General Orders No. 46: Schofield’s rules for the government of freedmen

As we stop thinking about sesquicentennials of the Civil War and begin inquiring, quite naturally, about the Reconstruction period that followed, one of the threads which I hope to see more attention focused is the role the military played at that time.  As I’ve mentioned before, I think there is a significant (and overlooked) “militaryContinue reading “General Orders No. 46: Schofield’s rules for the government of freedmen”

April 21, 1865: “… making fair contracts in writing with the people to cultivate the land…” in South Carolina
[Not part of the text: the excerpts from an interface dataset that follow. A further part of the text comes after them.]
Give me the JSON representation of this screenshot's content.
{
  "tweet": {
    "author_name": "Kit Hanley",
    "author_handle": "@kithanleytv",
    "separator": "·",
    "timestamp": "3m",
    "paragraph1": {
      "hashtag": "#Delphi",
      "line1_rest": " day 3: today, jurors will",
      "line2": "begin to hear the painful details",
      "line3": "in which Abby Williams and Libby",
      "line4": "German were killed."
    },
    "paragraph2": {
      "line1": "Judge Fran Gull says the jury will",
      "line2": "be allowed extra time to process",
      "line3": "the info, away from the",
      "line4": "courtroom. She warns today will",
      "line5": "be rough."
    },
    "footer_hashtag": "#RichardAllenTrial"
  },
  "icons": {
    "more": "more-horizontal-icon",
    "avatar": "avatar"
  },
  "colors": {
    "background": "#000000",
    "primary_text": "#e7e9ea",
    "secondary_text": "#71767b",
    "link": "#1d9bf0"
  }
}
On April 21, 1865, there were several matters competing for Major-General Quincy Gillmore’s attention. The day before Gillmore received word of Major-General William T. Sherman’s truce with General Joseph E. Johnston, which thus governed operations in the Department of the South.  Also arriving was news of Abraham Lincoln’s assassination.  The former prompted adjustments to Gillmore’sContinue reading “April 21, 1865: “… making fair contracts in writing with the people to cultivate the land…” in South Carolina”

“No man should be a neutral in this great emergency”: What to do with discharged contrabands?

By mid-1864, a large population of former slaves, or contrabands to use the term applied at the time, existed at several places in the southern states behind Federal lines.  In particular the Department of the South had significant contraband “cities” around Port Royal Sound.  On one hand, these represented propaganda points for the north –Continue reading ““No man should be a neutral in this great emergency”: What to do with discharged contrabands?”